Task requirements
I'd like the data beneath this line reproduced exactly, without any of its images.

(Component data from apps and pages)
* * * * *
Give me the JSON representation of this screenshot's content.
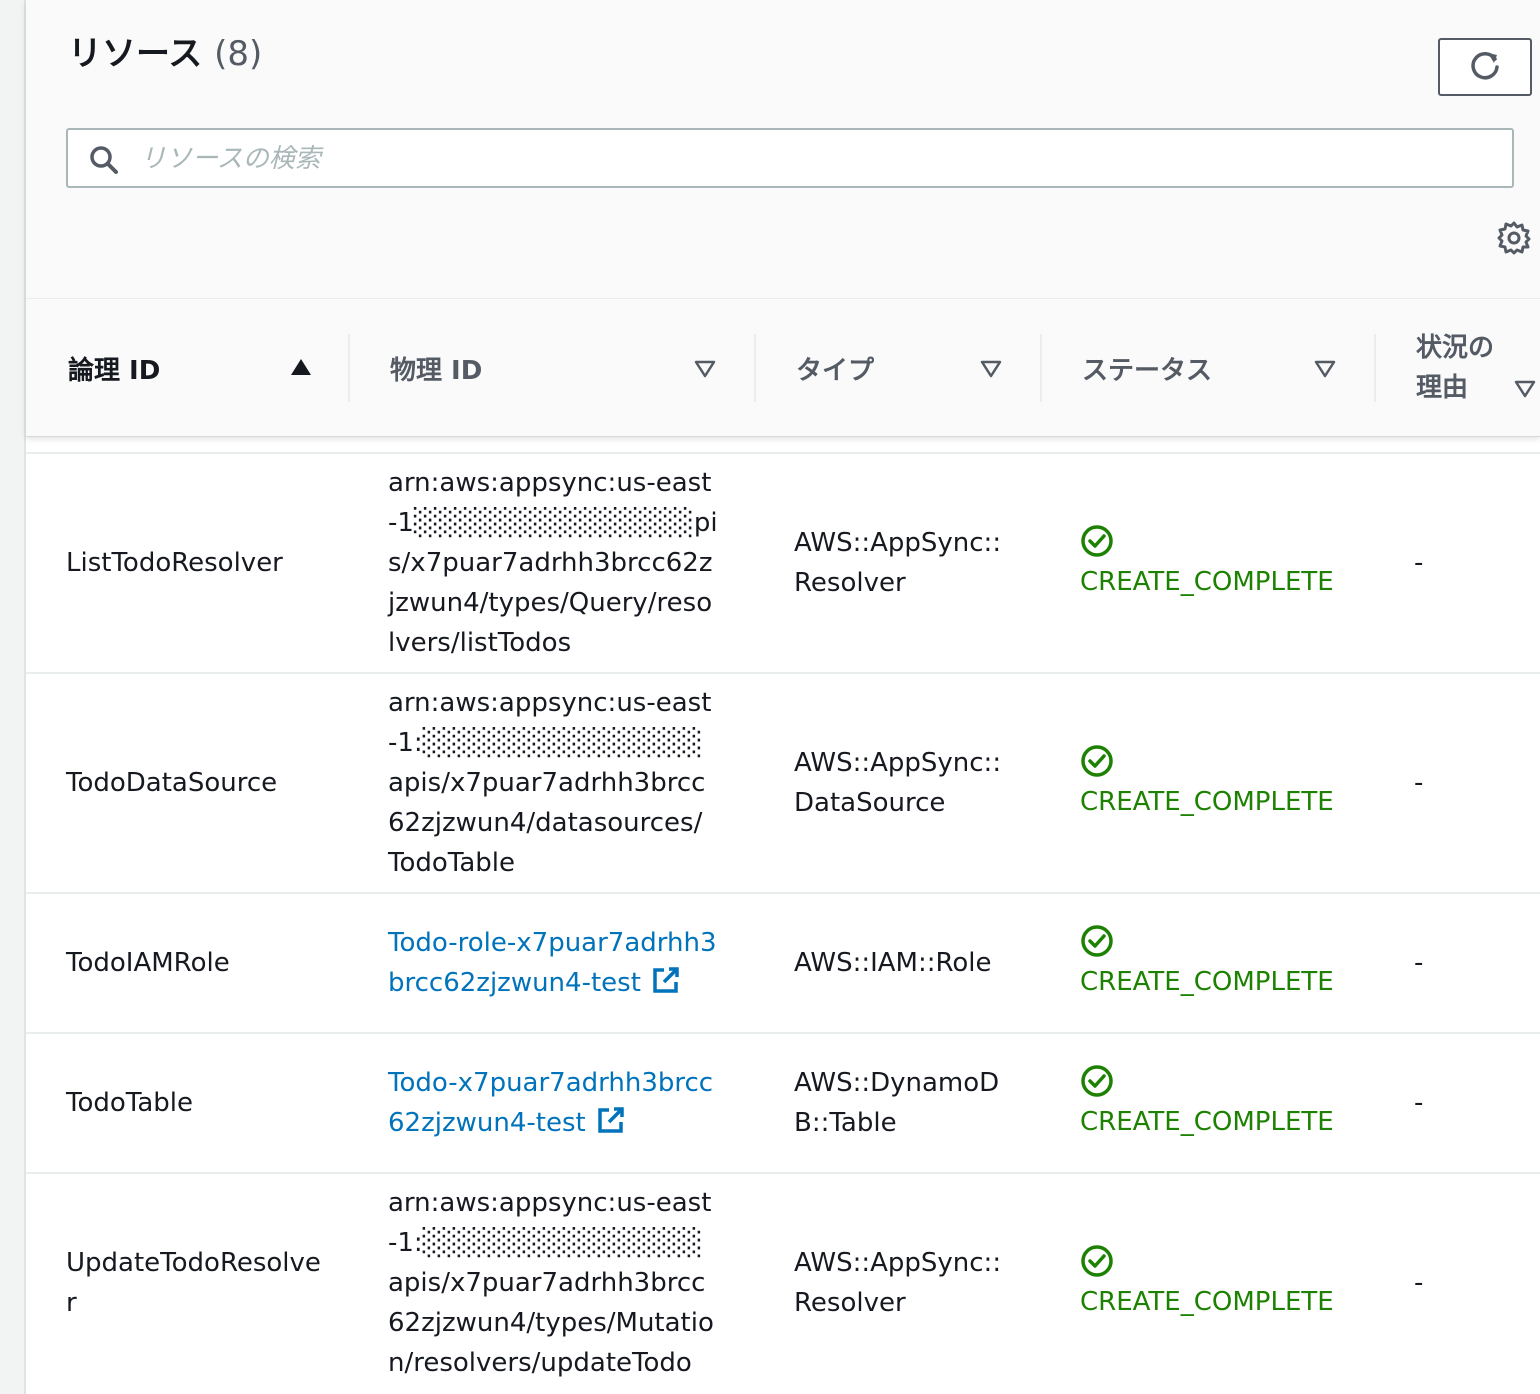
{
  "header": {
    "title": "リソース",
    "count": "(8)",
    "search_placeholder": "リソースの検索",
    "icons": {
      "search": "search-icon",
      "refresh": "refresh-icon",
      "settings": "gear-icon"
    }
  },
  "columns": {
    "logical_id": "論理 ID",
    "physical_id": "物理 ID",
    "type": "タイプ",
    "status": "ステータス",
    "reason_line1": "状況の",
    "reason_line2": "理由"
  },
  "colors": {
    "link": "#0073bb",
    "success": "#1d8102",
    "border": "#eaeded",
    "header_bg": "#fafafa"
  },
  "rows": [
    {
      "logical_id": "ListTodoResolver",
      "physical_id": "arn:aws:appsync:us-east-1░░░░░░░░░░░░░░pis/x7puar7adrhh3brcc62zjzwun4/types/Query/resolvers/listTodos",
      "physical_is_link": false,
      "type": "AWS::AppSync::Resolver",
      "status": "CREATE_COMPLETE",
      "reason": "-"
    },
    {
      "logical_id": "TodoDataSource",
      "physical_id": "arn:aws:appsync:us-east-1:░░░░░░░░░░░░░░apis/x7puar7adrhh3brcc62zjzwun4/datasources/TodoTable",
      "physical_is_link": false,
      "type": "AWS::AppSync::DataSource",
      "status": "CREATE_COMPLETE",
      "reason": "-"
    },
    {
      "logical_id": "TodoIAMRole",
      "physical_id": "Todo-role-x7puar7adrhh3brcc62zjzwun4-test",
      "physical_is_link": true,
      "type": "AWS::IAM::Role",
      "status": "CREATE_COMPLETE",
      "reason": "-"
    },
    {
      "logical_id": "TodoTable",
      "physical_id": "Todo-x7puar7adrhh3brcc62zjzwun4-test",
      "physical_is_link": true,
      "type": "AWS::DynamoDB::Table",
      "status": "CREATE_COMPLETE",
      "reason": "-"
    },
    {
      "logical_id": "UpdateTodoResolver",
      "physical_id": "arn:aws:appsync:us-east-1:░░░░░░░░░░░░░░apis/x7puar7adrhh3brcc62zjzwun4/types/Mutation/resolvers/updateTodo",
      "physical_is_link": false,
      "type": "AWS::AppSync::Resolver",
      "status": "CREATE_COMPLETE",
      "reason": "-"
    }
  ]
}
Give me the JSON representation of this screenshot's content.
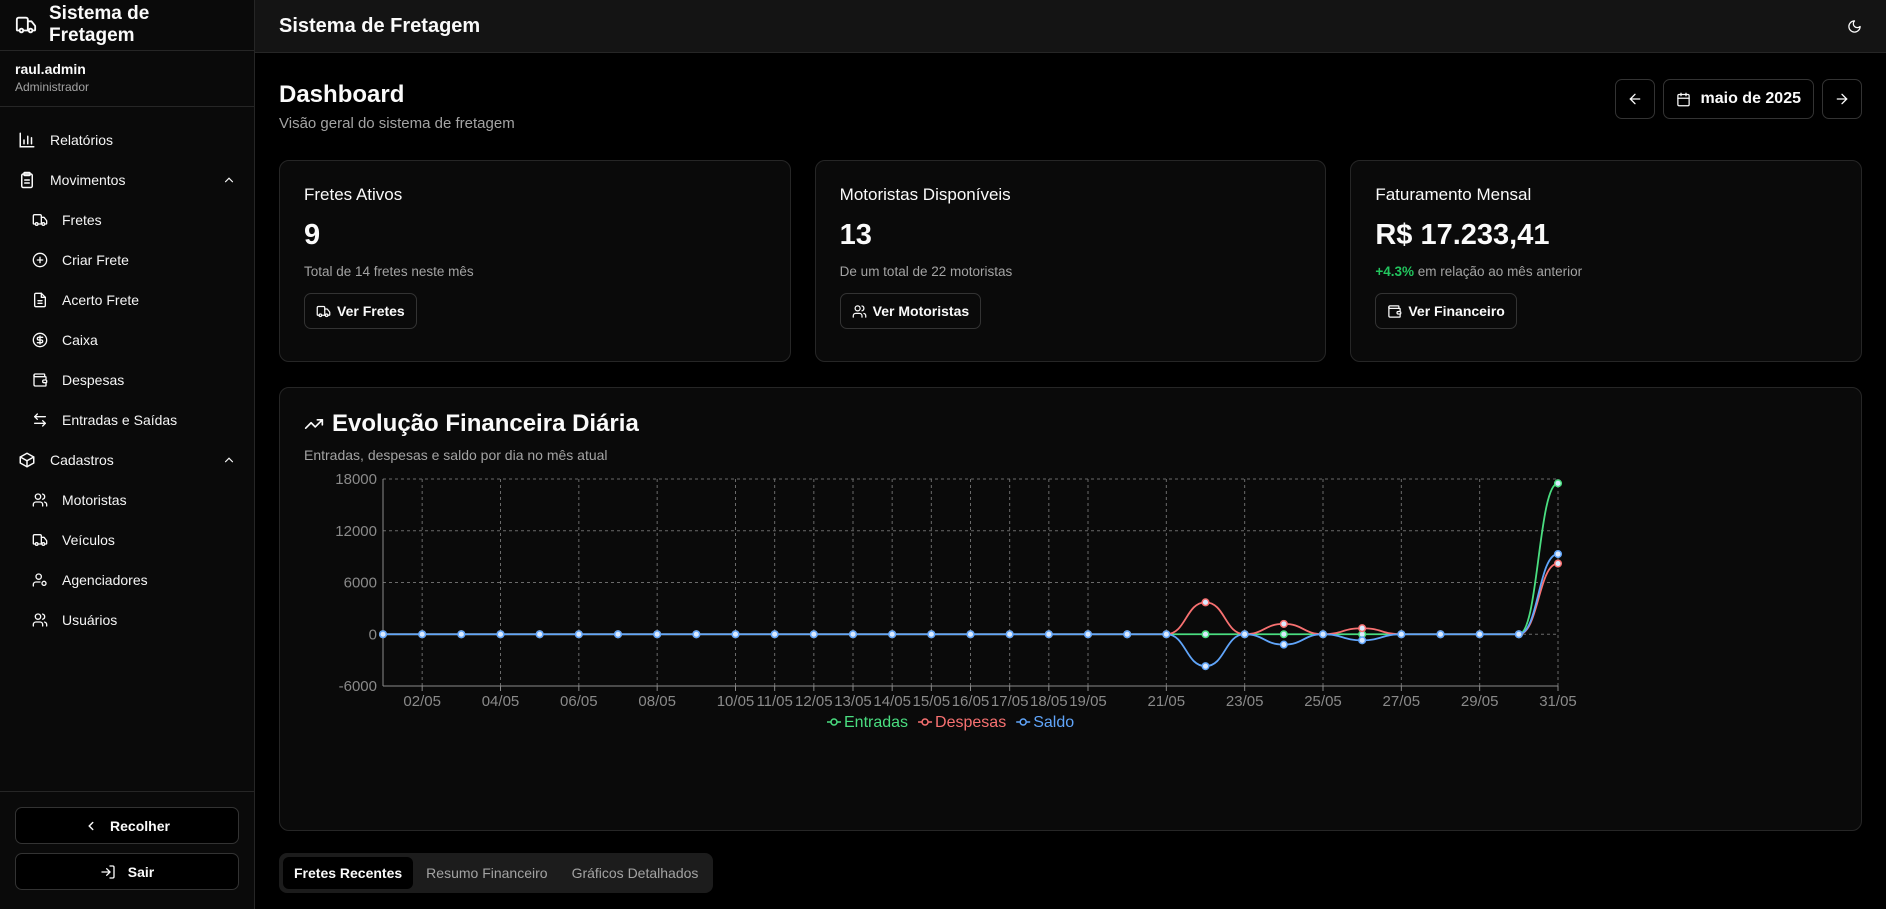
{
  "brand": {
    "title": "Sistema de Fretagem",
    "icon": "truck-icon"
  },
  "user": {
    "name": "raul.admin",
    "role": "Administrador"
  },
  "nav": {
    "relatorios": "Relatórios",
    "movimentos": "Movimentos",
    "fretes": "Fretes",
    "criar_frete": "Criar Frete",
    "acerto_frete": "Acerto Frete",
    "caixa": "Caixa",
    "despesas": "Despesas",
    "entradas_saidas": "Entradas e Saídas",
    "cadastros": "Cadastros",
    "motoristas": "Motoristas",
    "veiculos": "Veículos",
    "agenciadores": "Agenciadores",
    "usuarios": "Usuários"
  },
  "sidebar_footer": {
    "collapse": "Recolher",
    "logout": "Sair"
  },
  "topbar": {
    "title": "Sistema de Fretagem",
    "theme_icon": "moon-icon"
  },
  "page": {
    "title": "Dashboard",
    "subtitle": "Visão geral do sistema de fretagem",
    "month": "maio de 2025"
  },
  "cards": [
    {
      "label": "Fretes Ativos",
      "value": "9",
      "desc": "Total de 14 fretes neste mês",
      "button": "Ver Fretes",
      "icon": "truck-icon"
    },
    {
      "label": "Motoristas Disponíveis",
      "value": "13",
      "desc": "De um total de 22 motoristas",
      "button": "Ver Motoristas",
      "icon": "users-icon"
    },
    {
      "label": "Faturamento Mensal",
      "value": "R$ 17.233,41",
      "desc_highlight": "+4.3%",
      "desc": "em relação ao mês anterior",
      "button": "Ver Financeiro",
      "icon": "wallet-icon"
    }
  ],
  "chart_card": {
    "title": "Evolução Financeira Diária",
    "subtitle": "Entradas, despesas e saldo por dia no mês atual"
  },
  "colors": {
    "entradas": "#4ade80",
    "despesas": "#f87171",
    "saldo": "#60a5fa",
    "positive": "#22c55e"
  },
  "chart_data": {
    "type": "line",
    "x": [
      "01/05",
      "02/05",
      "03/05",
      "04/05",
      "05/05",
      "06/05",
      "07/05",
      "08/05",
      "09/05",
      "10/05",
      "11/05",
      "12/05",
      "13/05",
      "14/05",
      "15/05",
      "16/05",
      "17/05",
      "18/05",
      "19/05",
      "20/05",
      "21/05",
      "22/05",
      "23/05",
      "24/05",
      "25/05",
      "26/05",
      "27/05",
      "28/05",
      "29/05",
      "30/05",
      "31/05"
    ],
    "tick_labels": [
      "02/05",
      "04/05",
      "06/05",
      "08/05",
      "10/05",
      "11/05",
      "12/05",
      "13/05",
      "14/05",
      "15/05",
      "16/05",
      "17/05",
      "18/05",
      "19/05",
      "21/05",
      "23/05",
      "25/05",
      "27/05",
      "29/05",
      "31/05"
    ],
    "ylim": [
      -6000,
      18000
    ],
    "yticks": [
      18000,
      12000,
      6000,
      0,
      -6000
    ],
    "grid": true,
    "legend_position": "bottom-center",
    "series": [
      {
        "name": "Entradas",
        "values": [
          0,
          0,
          0,
          0,
          0,
          0,
          0,
          0,
          0,
          0,
          0,
          0,
          0,
          0,
          0,
          0,
          0,
          0,
          0,
          0,
          0,
          0,
          0,
          0,
          0,
          0,
          0,
          0,
          0,
          0,
          17500
        ]
      },
      {
        "name": "Despesas",
        "values": [
          0,
          0,
          0,
          0,
          0,
          0,
          0,
          0,
          0,
          0,
          0,
          0,
          0,
          0,
          0,
          0,
          0,
          0,
          0,
          0,
          0,
          3700,
          0,
          1200,
          0,
          700,
          0,
          0,
          0,
          0,
          8200
        ]
      },
      {
        "name": "Saldo",
        "values": [
          0,
          0,
          0,
          0,
          0,
          0,
          0,
          0,
          0,
          0,
          0,
          0,
          0,
          0,
          0,
          0,
          0,
          0,
          0,
          0,
          0,
          -3700,
          0,
          -1200,
          0,
          -700,
          0,
          0,
          0,
          0,
          9300
        ]
      }
    ]
  },
  "tabs": [
    "Fretes Recentes",
    "Resumo Financeiro",
    "Gráficos Detalhados"
  ]
}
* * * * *
Answer to this exercise
Give me the JSON representation of this screenshot's content.
{
  "header": {
    "title": "リソース",
    "count": "(8)",
    "search_placeholder": "リソースの検索",
    "icons": {
      "search": "search-icon",
      "refresh": "refresh-icon",
      "settings": "gear-icon"
    }
  },
  "columns": {
    "logical_id": "論理 ID",
    "physical_id": "物理 ID",
    "type": "タイプ",
    "status": "ステータス",
    "reason_line1": "状況の",
    "reason_line2": "理由"
  },
  "colors": {
    "link": "#0073bb",
    "success": "#1d8102",
    "border": "#eaeded",
    "header_bg": "#fafafa"
  },
  "rows": [
    {
      "logical_id": "ListTodoResolver",
      "physical_id": "arn:aws:appsync:us-east-1░░░░░░░░░░░░░░pis/x7puar7adrhh3brcc62zjzwun4/types/Query/resolvers/listTodos",
      "physical_is_link": false,
      "type": "AWS::AppSync::Resolver",
      "status": "CREATE_COMPLETE",
      "reason": "-"
    },
    {
      "logical_id": "TodoDataSource",
      "physical_id": "arn:aws:appsync:us-east-1:░░░░░░░░░░░░░░apis/x7puar7adrhh3brcc62zjzwun4/datasources/TodoTable",
      "physical_is_link": false,
      "type": "AWS::AppSync::DataSource",
      "status": "CREATE_COMPLETE",
      "reason": "-"
    },
    {
      "logical_id": "TodoIAMRole",
      "physical_id": "Todo-role-x7puar7adrhh3brcc62zjzwun4-test",
      "physical_is_link": true,
      "type": "AWS::IAM::Role",
      "status": "CREATE_COMPLETE",
      "reason": "-"
    },
    {
      "logical_id": "TodoTable",
      "physical_id": "Todo-x7puar7adrhh3brcc62zjzwun4-test",
      "physical_is_link": true,
      "type": "AWS::DynamoDB::Table",
      "status": "CREATE_COMPLETE",
      "reason": "-"
    },
    {
      "logical_id": "UpdateTodoResolver",
      "physical_id": "arn:aws:appsync:us-east-1:░░░░░░░░░░░░░░apis/x7puar7adrhh3brcc62zjzwun4/types/Mutation/resolvers/updateTodo",
      "physical_is_link": false,
      "type": "AWS::AppSync::Resolver",
      "status": "CREATE_COMPLETE",
      "reason": "-"
    }
  ]
}
Give me the JSON representation of this screenshot's content.
{
  "brand": {
    "title": "Sistema de Fretagem",
    "icon": "truck-icon"
  },
  "user": {
    "name": "raul.admin",
    "role": "Administrador"
  },
  "nav": {
    "relatorios": "Relatórios",
    "movimentos": "Movimentos",
    "fretes": "Fretes",
    "criar_frete": "Criar Frete",
    "acerto_frete": "Acerto Frete",
    "caixa": "Caixa",
    "despesas": "Despesas",
    "entradas_saidas": "Entradas e Saídas",
    "cadastros": "Cadastros",
    "motoristas": "Motoristas",
    "veiculos": "Veículos",
    "agenciadores": "Agenciadores",
    "usuarios": "Usuários"
  },
  "sidebar_footer": {
    "collapse": "Recolher",
    "logout": "Sair"
  },
  "topbar": {
    "title": "Sistema de Fretagem",
    "theme_icon": "moon-icon"
  },
  "page": {
    "title": "Dashboard",
    "subtitle": "Visão geral do sistema de fretagem",
    "month": "maio de 2025"
  },
  "cards": [
    {
      "label": "Fretes Ativos",
      "value": "9",
      "desc": "Total de 14 fretes neste mês",
      "button": "Ver Fretes",
      "icon": "truck-icon"
    },
    {
      "label": "Motoristas Disponíveis",
      "value": "13",
      "desc": "De um total de 22 motoristas",
      "button": "Ver Motoristas",
      "icon": "users-icon"
    },
    {
      "label": "Faturamento Mensal",
      "value": "R$ 17.233,41",
      "desc_highlight": "+4.3%",
      "desc": "em relação ao mês anterior",
      "button": "Ver Financeiro",
      "icon": "wallet-icon"
    }
  ],
  "chart_card": {
    "title": "Evolução Financeira Diária",
    "subtitle": "Entradas, despesas e saldo por dia no mês atual"
  },
  "colors": {
    "entradas": "#4ade80",
    "despesas": "#f87171",
    "saldo": "#60a5fa",
    "positive": "#22c55e"
  },
  "chart_data": {
    "type": "line",
    "x": [
      "01/05",
      "02/05",
      "03/05",
      "04/05",
      "05/05",
      "06/05",
      "07/05",
      "08/05",
      "09/05",
      "10/05",
      "11/05",
      "12/05",
      "13/05",
      "14/05",
      "15/05",
      "16/05",
      "17/05",
      "18/05",
      "19/05",
      "20/05",
      "21/05",
      "22/05",
      "23/05",
      "24/05",
      "25/05",
      "26/05",
      "27/05",
      "28/05",
      "29/05",
      "30/05",
      "31/05"
    ],
    "tick_labels": [
      "02/05",
      "04/05",
      "06/05",
      "08/05",
      "10/05",
      "11/05",
      "12/05",
      "13/05",
      "14/05",
      "15/05",
      "16/05",
      "17/05",
      "18/05",
      "19/05",
      "21/05",
      "23/05",
      "25/05",
      "27/05",
      "29/05",
      "31/05"
    ],
    "ylim": [
      -6000,
      18000
    ],
    "yticks": [
      18000,
      12000,
      6000,
      0,
      -6000
    ],
    "grid": true,
    "legend_position": "bottom-center",
    "series": [
      {
        "name": "Entradas",
        "values": [
          0,
          0,
          0,
          0,
          0,
          0,
          0,
          0,
          0,
          0,
          0,
          0,
          0,
          0,
          0,
          0,
          0,
          0,
          0,
          0,
          0,
          0,
          0,
          0,
          0,
          0,
          0,
          0,
          0,
          0,
          17500
        ]
      },
      {
        "name": "Despesas",
        "values": [
          0,
          0,
          0,
          0,
          0,
          0,
          0,
          0,
          0,
          0,
          0,
          0,
          0,
          0,
          0,
          0,
          0,
          0,
          0,
          0,
          0,
          3700,
          0,
          1200,
          0,
          700,
          0,
          0,
          0,
          0,
          8200
        ]
      },
      {
        "name": "Saldo",
        "values": [
          0,
          0,
          0,
          0,
          0,
          0,
          0,
          0,
          0,
          0,
          0,
          0,
          0,
          0,
          0,
          0,
          0,
          0,
          0,
          0,
          0,
          -3700,
          0,
          -1200,
          0,
          -700,
          0,
          0,
          0,
          0,
          9300
        ]
      }
    ]
  },
  "tabs": [
    "Fretes Recentes",
    "Resumo Financeiro",
    "Gráficos Detalhados"
  ]
}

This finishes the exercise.